The essays presented here function as a companion volume to Hans-Georg Gadamer's The Beginning of Philosophy (Continuum, 1998). Together, they represent the only two extended publications on the pre-Socratics in Gadamer's entire corpus. As the word 'knowledge' (Wissen) in the title suggests, here Gadamer is interested not so much in the origins of philosophy per se as in those of knowledge in general-everything, that is, that we call 'science' and the Germans call 'Wissenschaft.' Whereas The Beginning of Philosophy dealt with the inception of philosophical inquiry by focusing on the history of the reception and interpretation of Parmenides' didactic poem, The Beginning of Knowledge, which brings together nearly all of Gadamer's previously published (but never before translated) essays on the Presocratics, casts a wider net. Beginning with two hermeneutical and philological investigations of the Heraclitus fragments that are similar in scope to the previous analyses of Parmenides ("On the Tradition of Heraclitus," from 1974, and "Heraclitus Studies," from 1990), he then moves on to one of his earliest pieces, a discussion of the Greek atomists ("Ancient Atomic Theory," 1935) and a more recent treatment of the Presocratic cosmologists ("Plato and Presocratic Cosmology," 1964). In the last two essays, Gadamer puts the previous chapters in perspective by elaborating on the profound debt that modern scientific thought owes to the Greek philosophical tradition ("Greek Philosophy and Modern Thought," 1978, and "Natural Science and the Concept of Nature," 1994/95).
About the Author
Hans-Georg Gadamer (1900-2002) was a celebrated and influential continental philosopher. He spent the majority of his teaching career at the University of Heidelberg, Germany, where he became emeritus professor in 1968. He is the author of The Beginning of Philosophy and Truth and Method.
Table of Contents
1. On the Tradition of Heraclitus

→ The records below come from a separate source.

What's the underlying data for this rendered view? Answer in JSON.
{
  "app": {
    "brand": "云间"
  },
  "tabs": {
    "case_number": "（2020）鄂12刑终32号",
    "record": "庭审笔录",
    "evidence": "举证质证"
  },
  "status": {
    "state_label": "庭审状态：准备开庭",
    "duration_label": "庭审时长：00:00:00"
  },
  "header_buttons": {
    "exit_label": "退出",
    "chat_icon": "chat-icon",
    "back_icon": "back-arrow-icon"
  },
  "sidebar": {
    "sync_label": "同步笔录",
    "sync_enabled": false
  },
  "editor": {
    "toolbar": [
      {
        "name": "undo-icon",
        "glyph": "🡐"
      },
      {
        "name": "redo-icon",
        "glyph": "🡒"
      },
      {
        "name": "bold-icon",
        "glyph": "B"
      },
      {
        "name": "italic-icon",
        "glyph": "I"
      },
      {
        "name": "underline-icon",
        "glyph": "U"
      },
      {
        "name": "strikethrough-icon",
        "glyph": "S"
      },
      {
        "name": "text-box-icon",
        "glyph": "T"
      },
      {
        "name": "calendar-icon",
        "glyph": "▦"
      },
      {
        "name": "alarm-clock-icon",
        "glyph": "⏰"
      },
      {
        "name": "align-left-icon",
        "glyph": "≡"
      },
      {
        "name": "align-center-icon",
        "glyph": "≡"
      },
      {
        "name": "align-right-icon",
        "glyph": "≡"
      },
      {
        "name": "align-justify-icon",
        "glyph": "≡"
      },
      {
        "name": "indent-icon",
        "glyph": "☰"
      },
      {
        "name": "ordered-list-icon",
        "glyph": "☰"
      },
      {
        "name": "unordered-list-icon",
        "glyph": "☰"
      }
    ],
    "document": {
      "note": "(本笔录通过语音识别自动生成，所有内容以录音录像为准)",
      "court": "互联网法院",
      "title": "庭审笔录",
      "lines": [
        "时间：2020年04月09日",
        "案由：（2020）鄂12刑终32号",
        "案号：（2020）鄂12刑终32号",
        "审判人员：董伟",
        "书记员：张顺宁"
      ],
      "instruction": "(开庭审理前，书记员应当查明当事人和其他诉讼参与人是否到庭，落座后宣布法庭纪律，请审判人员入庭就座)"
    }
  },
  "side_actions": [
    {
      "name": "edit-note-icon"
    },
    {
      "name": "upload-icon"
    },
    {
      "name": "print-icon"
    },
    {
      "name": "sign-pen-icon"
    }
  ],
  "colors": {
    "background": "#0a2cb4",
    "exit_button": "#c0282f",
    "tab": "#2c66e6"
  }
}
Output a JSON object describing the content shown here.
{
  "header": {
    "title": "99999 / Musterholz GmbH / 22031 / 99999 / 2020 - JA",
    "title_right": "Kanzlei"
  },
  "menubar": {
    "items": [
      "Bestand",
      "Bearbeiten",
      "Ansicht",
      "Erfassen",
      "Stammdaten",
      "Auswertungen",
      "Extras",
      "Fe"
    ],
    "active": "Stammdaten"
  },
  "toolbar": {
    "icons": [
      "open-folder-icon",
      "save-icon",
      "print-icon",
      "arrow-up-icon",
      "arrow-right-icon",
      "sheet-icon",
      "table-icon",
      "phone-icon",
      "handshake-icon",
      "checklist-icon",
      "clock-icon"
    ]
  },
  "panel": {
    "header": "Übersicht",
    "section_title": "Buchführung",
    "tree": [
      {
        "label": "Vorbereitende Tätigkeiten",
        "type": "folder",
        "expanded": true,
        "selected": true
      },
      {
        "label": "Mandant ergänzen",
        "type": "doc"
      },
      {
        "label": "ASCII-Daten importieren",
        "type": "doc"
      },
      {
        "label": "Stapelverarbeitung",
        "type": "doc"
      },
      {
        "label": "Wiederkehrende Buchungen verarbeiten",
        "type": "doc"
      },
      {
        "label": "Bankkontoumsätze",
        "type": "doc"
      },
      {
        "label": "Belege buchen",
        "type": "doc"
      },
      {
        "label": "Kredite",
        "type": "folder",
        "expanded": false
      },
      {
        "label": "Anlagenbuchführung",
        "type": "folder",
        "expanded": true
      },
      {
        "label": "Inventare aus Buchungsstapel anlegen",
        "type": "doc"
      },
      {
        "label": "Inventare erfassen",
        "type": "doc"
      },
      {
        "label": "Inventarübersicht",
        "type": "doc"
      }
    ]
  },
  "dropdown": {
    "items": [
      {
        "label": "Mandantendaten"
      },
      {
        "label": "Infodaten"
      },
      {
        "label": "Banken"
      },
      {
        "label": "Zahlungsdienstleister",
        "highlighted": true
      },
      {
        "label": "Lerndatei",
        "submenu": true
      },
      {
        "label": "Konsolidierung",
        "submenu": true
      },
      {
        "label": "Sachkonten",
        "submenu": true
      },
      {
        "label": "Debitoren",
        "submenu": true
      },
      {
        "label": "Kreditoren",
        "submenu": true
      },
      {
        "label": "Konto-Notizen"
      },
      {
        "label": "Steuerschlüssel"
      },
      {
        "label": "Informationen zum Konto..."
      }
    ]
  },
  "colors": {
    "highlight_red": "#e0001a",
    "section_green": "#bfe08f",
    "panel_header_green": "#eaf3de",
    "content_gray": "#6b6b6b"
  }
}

2. Hearaclitus Studies
3. Ancient Atomic Theory
4. Plato and Presocratic Cosmology
5. Greek Philosophy and Modern Thought
6. Natural Science and the Concept of Nature